A comment to one of Jesper’s blog posts reminds me that although money isn’t the only motivator around, it’s often the easiest one to use when predicting behaviour.
I am a huge believer in feedback loops. If you can set up a situation such that good behaviour is automatically rewarded, and bad behaviour is automatically punished, you’ve got a self-policing situation – a feedback loop – where your desired behaviour is almost certain to occur.
On the contrary, if pain is not felt by the person or department causing that pain, the pain will continue.
Most workers in business will be able to point to a case where pain is being caused (by some other department), and where there is clearly no effort to cease the pain, because it’s not being felt by the person causing it.
But it’s equally true of companies themselves. When you choose to buy from a company, consider whether their business model – the way they make money – builds from solving your problems, or from continuing their existence.
I used to use Red Hat as the primary example here – they make close to no money on delivering their OS to you, and make all their money from selling support and consulting services. It wouldn’t take an MBA candidate to realise that they can make more money by concentrating more on their consulting, and less on developing a solid and complete product to begin with.
I’ll say right now, I haven’t seen any sign that Red Hat have deliberately kept their OS crappy to encourage more support calls, or that they’ve deliberately dumbed down features in order to sell high-priced add-on services. But the financial pressure – the weight of “where is our next buck coming from?” – is always going to push them in that direction. What pushes back? Their good natures.
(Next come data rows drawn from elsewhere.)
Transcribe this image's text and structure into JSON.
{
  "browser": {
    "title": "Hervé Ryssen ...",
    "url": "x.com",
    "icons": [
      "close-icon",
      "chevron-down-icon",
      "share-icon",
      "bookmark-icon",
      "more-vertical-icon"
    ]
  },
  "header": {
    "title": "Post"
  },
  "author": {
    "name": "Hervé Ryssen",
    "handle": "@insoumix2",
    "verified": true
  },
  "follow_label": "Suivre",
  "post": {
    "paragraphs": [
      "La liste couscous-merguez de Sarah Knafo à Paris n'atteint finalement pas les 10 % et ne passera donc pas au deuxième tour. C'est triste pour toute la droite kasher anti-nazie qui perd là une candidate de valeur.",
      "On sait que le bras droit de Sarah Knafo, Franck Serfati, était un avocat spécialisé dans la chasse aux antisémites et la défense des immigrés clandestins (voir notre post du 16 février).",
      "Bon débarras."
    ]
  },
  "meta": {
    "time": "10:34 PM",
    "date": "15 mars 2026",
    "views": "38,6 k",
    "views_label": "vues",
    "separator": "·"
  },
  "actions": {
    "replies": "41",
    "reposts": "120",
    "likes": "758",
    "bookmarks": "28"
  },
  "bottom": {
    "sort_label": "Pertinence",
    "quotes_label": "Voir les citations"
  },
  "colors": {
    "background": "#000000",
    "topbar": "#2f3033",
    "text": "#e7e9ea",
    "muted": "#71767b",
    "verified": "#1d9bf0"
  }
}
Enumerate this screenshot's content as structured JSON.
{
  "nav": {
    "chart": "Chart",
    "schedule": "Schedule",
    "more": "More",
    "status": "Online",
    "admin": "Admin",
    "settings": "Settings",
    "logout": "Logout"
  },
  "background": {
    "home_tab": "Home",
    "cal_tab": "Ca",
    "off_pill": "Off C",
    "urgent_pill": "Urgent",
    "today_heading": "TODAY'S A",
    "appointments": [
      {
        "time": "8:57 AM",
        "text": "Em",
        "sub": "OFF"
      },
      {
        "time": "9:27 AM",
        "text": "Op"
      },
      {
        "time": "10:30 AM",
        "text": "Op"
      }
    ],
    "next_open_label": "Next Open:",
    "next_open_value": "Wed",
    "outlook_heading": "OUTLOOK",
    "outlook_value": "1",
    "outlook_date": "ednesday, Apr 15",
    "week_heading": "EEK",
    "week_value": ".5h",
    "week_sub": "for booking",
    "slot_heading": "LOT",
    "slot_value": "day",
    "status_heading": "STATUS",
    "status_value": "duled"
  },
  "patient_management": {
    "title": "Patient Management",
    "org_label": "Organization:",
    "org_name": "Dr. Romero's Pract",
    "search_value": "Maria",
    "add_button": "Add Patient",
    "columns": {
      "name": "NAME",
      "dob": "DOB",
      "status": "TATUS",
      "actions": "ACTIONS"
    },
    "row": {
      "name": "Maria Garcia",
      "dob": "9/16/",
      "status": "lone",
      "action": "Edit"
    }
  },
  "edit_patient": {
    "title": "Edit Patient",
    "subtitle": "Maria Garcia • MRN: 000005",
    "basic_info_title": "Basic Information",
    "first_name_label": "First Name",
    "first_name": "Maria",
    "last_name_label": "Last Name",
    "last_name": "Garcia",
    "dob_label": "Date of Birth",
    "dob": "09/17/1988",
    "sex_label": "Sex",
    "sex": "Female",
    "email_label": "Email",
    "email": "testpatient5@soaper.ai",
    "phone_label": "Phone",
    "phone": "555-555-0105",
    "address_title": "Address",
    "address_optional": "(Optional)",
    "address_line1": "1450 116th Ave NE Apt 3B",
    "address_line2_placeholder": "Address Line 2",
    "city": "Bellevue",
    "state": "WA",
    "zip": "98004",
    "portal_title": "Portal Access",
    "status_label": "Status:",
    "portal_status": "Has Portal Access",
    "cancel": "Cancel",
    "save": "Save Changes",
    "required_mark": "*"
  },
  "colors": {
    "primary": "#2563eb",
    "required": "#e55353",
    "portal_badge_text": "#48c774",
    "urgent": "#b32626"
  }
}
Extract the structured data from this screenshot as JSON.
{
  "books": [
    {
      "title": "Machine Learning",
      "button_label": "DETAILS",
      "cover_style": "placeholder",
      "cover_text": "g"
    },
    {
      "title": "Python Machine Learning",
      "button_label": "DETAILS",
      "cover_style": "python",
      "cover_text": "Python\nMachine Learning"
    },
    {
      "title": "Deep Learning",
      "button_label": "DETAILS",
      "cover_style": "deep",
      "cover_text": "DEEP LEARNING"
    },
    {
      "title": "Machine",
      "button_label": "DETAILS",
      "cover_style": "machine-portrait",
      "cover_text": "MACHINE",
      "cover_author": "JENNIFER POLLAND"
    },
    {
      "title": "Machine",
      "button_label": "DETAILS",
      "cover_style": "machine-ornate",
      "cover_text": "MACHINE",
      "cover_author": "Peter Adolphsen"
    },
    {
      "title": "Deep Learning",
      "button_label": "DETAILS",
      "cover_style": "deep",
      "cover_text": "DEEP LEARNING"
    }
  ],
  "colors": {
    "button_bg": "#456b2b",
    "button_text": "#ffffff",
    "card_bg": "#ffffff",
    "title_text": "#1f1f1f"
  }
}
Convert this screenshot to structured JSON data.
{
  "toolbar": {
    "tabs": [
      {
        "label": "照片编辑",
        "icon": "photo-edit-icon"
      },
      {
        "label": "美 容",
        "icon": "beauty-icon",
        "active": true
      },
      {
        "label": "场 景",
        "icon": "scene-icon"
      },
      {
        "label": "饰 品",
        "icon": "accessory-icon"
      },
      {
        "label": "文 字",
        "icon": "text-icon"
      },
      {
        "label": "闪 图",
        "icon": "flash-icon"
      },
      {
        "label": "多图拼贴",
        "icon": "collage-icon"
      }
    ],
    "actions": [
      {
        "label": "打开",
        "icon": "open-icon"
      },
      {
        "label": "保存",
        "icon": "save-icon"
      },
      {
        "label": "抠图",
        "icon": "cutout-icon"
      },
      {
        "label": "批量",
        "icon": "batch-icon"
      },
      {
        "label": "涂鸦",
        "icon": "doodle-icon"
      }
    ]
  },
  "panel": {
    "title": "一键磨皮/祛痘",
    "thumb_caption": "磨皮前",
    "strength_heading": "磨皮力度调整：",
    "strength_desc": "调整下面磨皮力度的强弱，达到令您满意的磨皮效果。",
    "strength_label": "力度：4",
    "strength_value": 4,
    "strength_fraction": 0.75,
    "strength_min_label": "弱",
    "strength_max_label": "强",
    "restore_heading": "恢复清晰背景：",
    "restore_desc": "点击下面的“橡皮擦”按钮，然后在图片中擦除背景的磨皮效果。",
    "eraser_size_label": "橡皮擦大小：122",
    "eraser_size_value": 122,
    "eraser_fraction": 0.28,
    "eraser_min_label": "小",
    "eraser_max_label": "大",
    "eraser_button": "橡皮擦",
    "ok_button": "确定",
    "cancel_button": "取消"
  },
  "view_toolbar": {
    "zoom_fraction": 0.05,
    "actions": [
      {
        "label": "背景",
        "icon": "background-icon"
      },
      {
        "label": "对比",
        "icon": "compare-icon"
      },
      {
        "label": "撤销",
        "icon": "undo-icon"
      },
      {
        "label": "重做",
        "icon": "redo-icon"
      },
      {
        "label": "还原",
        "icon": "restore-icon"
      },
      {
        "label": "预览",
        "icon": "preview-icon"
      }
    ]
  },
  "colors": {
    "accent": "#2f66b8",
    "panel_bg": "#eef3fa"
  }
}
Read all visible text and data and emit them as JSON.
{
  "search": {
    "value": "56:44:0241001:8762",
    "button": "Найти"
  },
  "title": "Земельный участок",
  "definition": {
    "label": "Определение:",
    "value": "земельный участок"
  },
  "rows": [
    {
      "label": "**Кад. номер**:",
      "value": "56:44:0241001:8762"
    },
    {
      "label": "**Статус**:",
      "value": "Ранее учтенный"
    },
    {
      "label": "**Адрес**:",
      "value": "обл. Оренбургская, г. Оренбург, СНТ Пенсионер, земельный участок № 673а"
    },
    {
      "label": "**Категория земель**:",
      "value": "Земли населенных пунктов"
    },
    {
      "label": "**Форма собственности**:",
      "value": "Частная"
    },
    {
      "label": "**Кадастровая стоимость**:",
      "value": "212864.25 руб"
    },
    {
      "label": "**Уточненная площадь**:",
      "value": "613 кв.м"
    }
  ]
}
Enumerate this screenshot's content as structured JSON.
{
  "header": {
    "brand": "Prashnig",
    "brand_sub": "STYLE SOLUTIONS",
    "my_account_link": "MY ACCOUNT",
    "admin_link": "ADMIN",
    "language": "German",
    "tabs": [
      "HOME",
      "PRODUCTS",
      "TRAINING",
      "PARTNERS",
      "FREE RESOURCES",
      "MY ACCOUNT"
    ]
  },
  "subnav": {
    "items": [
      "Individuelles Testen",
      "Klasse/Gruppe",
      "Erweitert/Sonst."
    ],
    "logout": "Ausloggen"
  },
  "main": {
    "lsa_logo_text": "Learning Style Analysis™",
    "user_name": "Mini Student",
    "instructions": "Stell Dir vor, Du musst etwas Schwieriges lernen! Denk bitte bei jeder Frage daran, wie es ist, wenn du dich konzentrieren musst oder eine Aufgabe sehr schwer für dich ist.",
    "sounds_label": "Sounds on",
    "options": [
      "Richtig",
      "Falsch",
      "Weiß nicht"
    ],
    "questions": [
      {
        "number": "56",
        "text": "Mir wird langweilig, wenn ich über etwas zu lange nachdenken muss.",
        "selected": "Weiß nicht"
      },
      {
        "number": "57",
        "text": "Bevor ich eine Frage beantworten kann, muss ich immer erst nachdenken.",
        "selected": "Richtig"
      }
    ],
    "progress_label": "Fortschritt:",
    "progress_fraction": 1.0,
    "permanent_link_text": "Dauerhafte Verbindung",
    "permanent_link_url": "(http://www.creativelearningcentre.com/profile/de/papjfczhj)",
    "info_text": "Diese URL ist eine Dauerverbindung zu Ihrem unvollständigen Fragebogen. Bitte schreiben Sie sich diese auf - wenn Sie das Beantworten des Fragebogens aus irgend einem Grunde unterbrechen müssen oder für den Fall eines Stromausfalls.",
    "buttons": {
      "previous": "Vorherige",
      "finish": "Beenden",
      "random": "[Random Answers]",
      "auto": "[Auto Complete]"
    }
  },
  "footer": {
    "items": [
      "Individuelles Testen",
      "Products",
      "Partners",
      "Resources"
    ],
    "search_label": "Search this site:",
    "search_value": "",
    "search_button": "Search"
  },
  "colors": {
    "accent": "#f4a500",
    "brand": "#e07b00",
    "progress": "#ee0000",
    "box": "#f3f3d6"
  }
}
This past week has reminded me that antivirus vendors – some of them, at least – are also firmly wedged into a position where their financial pressure pushes them to do things that are counter to their customers’ wishes, relying on them being good people, rather than merely good businesses. Antivirus vendors benefit from the continued perception that the OS is unsecure, and that you need to buy something new every month to make it secure again.
Is there a business model for an antivirus vendor that would have them working to help the world build more secure operating systems and applications?